Skip to content

Restaurants still struggle to find staff despite better pay, working conditions

Despite the buoyancy the industry is feeling with restrictions lifted and patios opening in Ontario, staffing issues continue at restaurants.

Across the country they struggle to find enough staff and the right staff, especially for kitchen positions. In some cases in the Waterloo region, owners have had to close for a day or two because there aren’t enough staff to fully run the kitchen.

“It’s a big-time problem,” says Brian McCourt, culinary director at Ignite Group. “We’ve had to close Crowsfoot on Monday and Tuesday due to staffing issues. Graffiti Market is a revolving door of cooks.”

In downtown Kitchener and Guelph, Crafty Ramen owner Jared Ferrall says things are stable — right now — but there’s a paucity of qualified cooks.

“When we are looking for staff, we definitely get a lot fewer applications, especially for kitchen positions,” Ferrall says.

Not many restaurant owners are feeling optimistic about the employment landscape; its forced them to tweak operations, has made longer-term planning difficult, and can complicate just staying open for advertised hours.

Where did all the cooks go?

At 13 Food and Beverage in Cambridge, co-owner Matt Rolleman says the core team in the kitchen is solid, though staffing shortages are problematic.

“It’s the few extra pieces that you need to run a busy restaurant that have been really hard to find, and it has mainly been kitchen driven,” he says, adding when things are tight he’s been forced to jump on the line and help with the cooking.

Rolleman says it’s been hard to find people to apply for jobs and come for interviews at the 160-seat restaurant with a street-patio for 60 guests.

“A lot of people left working in kitchens during COVID, and I don’t know if they want to come back necessarily,” he says.

While they are doing their best to understand the complexity of the situation, experienced restaurateurs seem at a loss. That includes McCourt, a veteran of the local food scene.

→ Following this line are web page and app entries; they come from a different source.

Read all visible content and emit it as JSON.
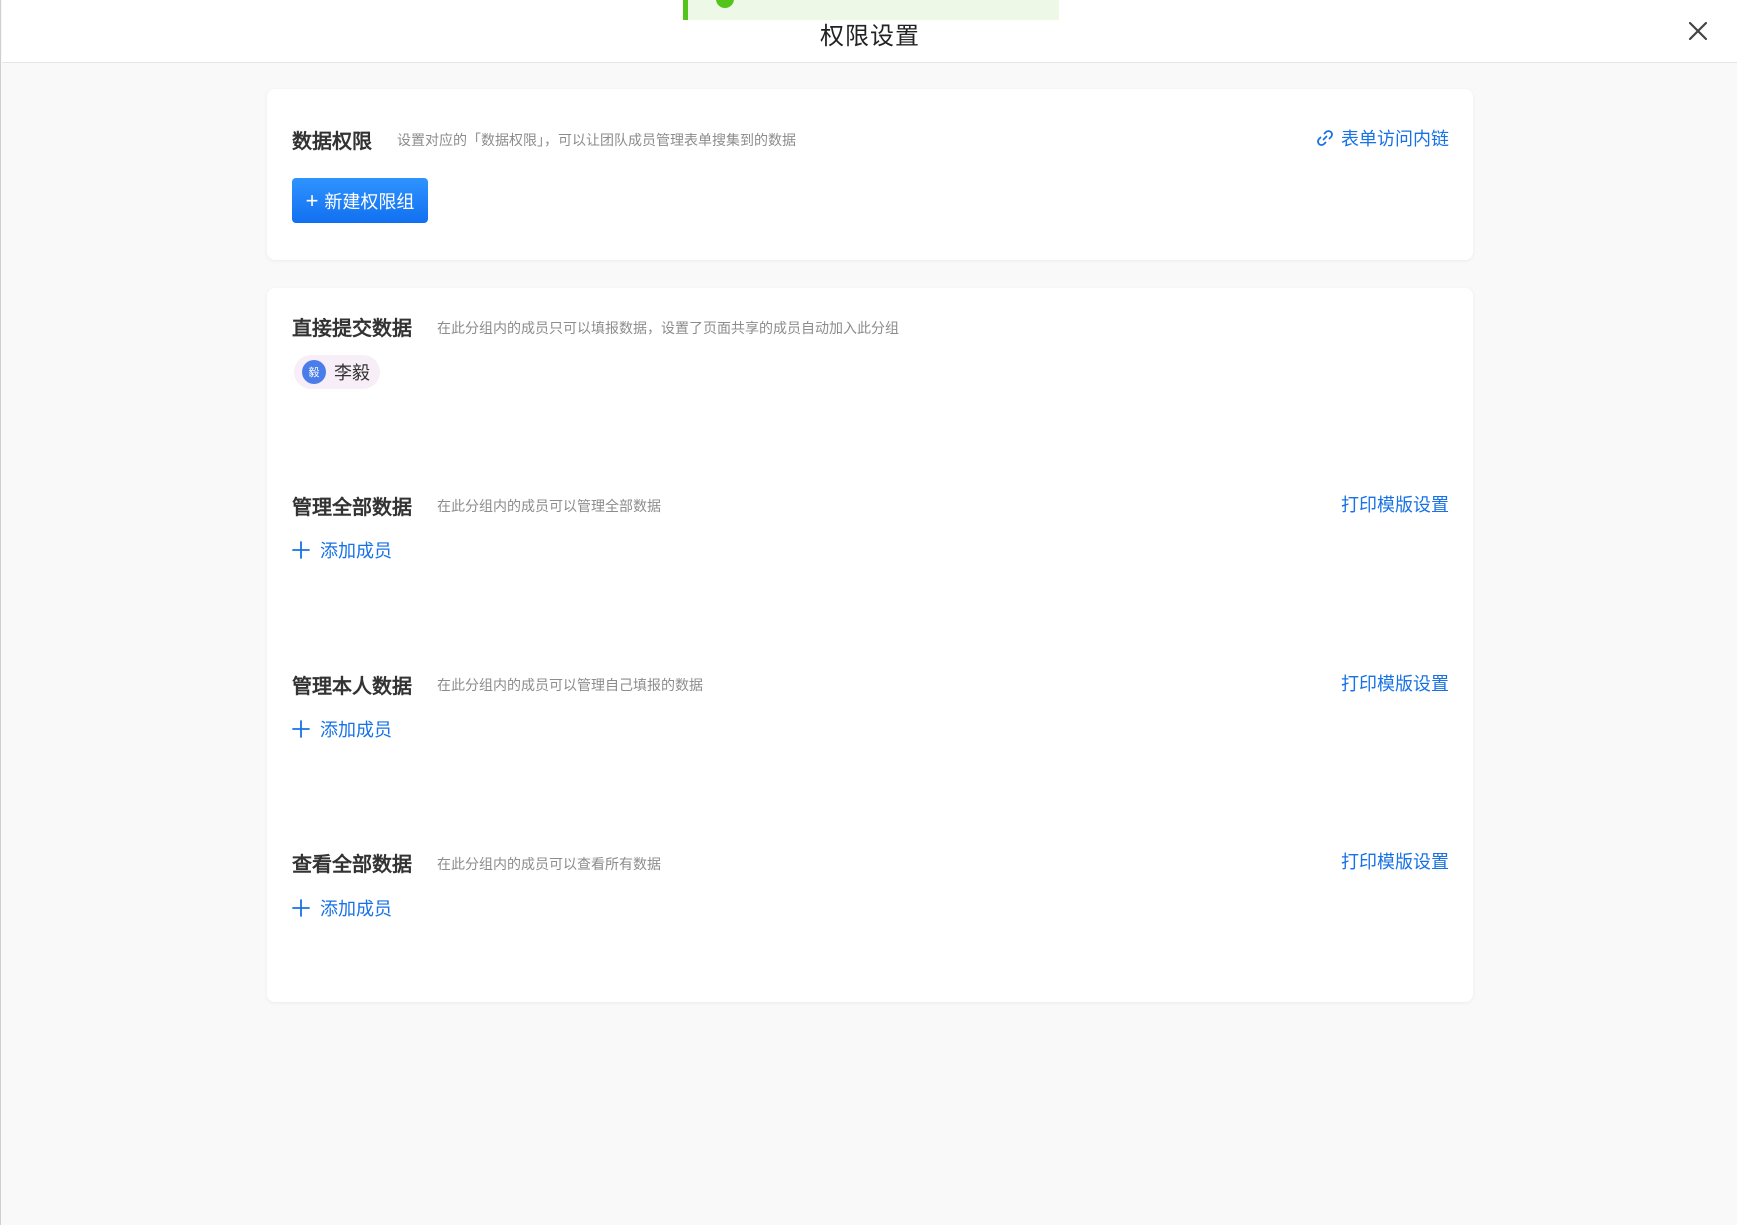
{
  "header": {
    "title": "权限设置",
    "close_icon": "close-icon"
  },
  "data_permission": {
    "title": "数据权限",
    "description": "设置对应的「数据权限」，可以让团队成员管理表单搜集到的数据",
    "link_label": "表单访问内链",
    "link_icon": "link-icon",
    "new_group_button": "新建权限组"
  },
  "groups": [
    {
      "title": "直接提交数据",
      "description": "在此分组内的成员只可以填报数据，设置了页面共享的成员自动加入此分组",
      "members": [
        {
          "avatar_text": "毅",
          "name": "李毅"
        }
      ]
    },
    {
      "title": "管理全部数据",
      "description": "在此分组内的成员可以管理全部数据",
      "right_link": "打印模版设置",
      "add_label": "添加成员"
    },
    {
      "title": "管理本人数据",
      "description": "在此分组内的成员可以管理自己填报的数据",
      "right_link": "打印模版设置",
      "add_label": "添加成员"
    },
    {
      "title": "查看全部数据",
      "description": "在此分组内的成员可以查看所有数据",
      "right_link": "打印模版设置",
      "add_label": "添加成员"
    }
  ],
  "colors": {
    "accent": "#1772e6",
    "primary_button": "#1170f0",
    "success": "#52c41a",
    "background": "#f9f9f9"
  }
}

Brian McCourt, culinary director at Ignite Group, says they’ve had to close one restaurant on Mondays and Tuesdays due to staffing issues and another restaurant has ‘a revolving door of cooks.’ (Andrew Coppolino/CBC)

“I don’t understand where all the cooks went. It’s crazy, and it’s forcing our core teams to work extra hours and run the risk of burnout,” he said.

At Hemlock Burger Barn, owner Josh Perovic says he can get applicants to come into the restaurant, but he can’t be sure they will stay. He describes it as an employee’s market, adding that he is invested in trying to offer attractive working conditions.

“I have people getting paid $22 an hour and getting close to $6 an hour cash and tips. We give free staff meals while you’re working and a free staff meal to take home. I also give a free gym membership to all my employees ,” Perovic says.

He says the incentives are there to work at Hemlock, a restaurant near the St. Jacobs Market. “But anyone who wants a job gets their pick out there,” he adds. “That’s good for them. But it’s very difficult for me as a smaller business, rocked hard by COVID, to compete.”

The pandemic has led to some inward reflection by the industry, but solutions are still a way off, say owners such as Rolleman.

Hemlock Burger Barn owner Josh Perovic says he’s offering incentives to keep people in the job, like free meals and even gym memberships. (Andrew Coppolino/CBC)

“The restaurant industry is flawed, there’s no question about it, with front of house tips and back of house tip sharing,” says Rolleman. “The kitchen jobs are tough jobs, and I think as an industry there’s a flaw there. People talk about this all the time.”

Conversations around how to correct the issue often lead to suggestions of shorter hours, living wages and cutting out tips altogether.

Matt Rolleman, of 13 Food and Beverage in Cambridge, says when staffing has been really tight, he’s been forced to jump on the line and help with the cooking. (Submitted by Matt Rolleman)

The reality is, restaurants operate between two opposing forces: many customers express that they want to see higher pay for frontline workers like cooks, yet many more look for inexpensive food.

To help get the former, that $15 burger would have to jump to $22 or more – a tough sell, especially in a period of stagflation and straitened discretionary spending, notes Rolleman.

“Are people ready to pay that? I don’t think they are. The industry is in a tough spot,” he says.

“I’m not sure what the right answer is.”

Leave a Reply

Your email address will not be published.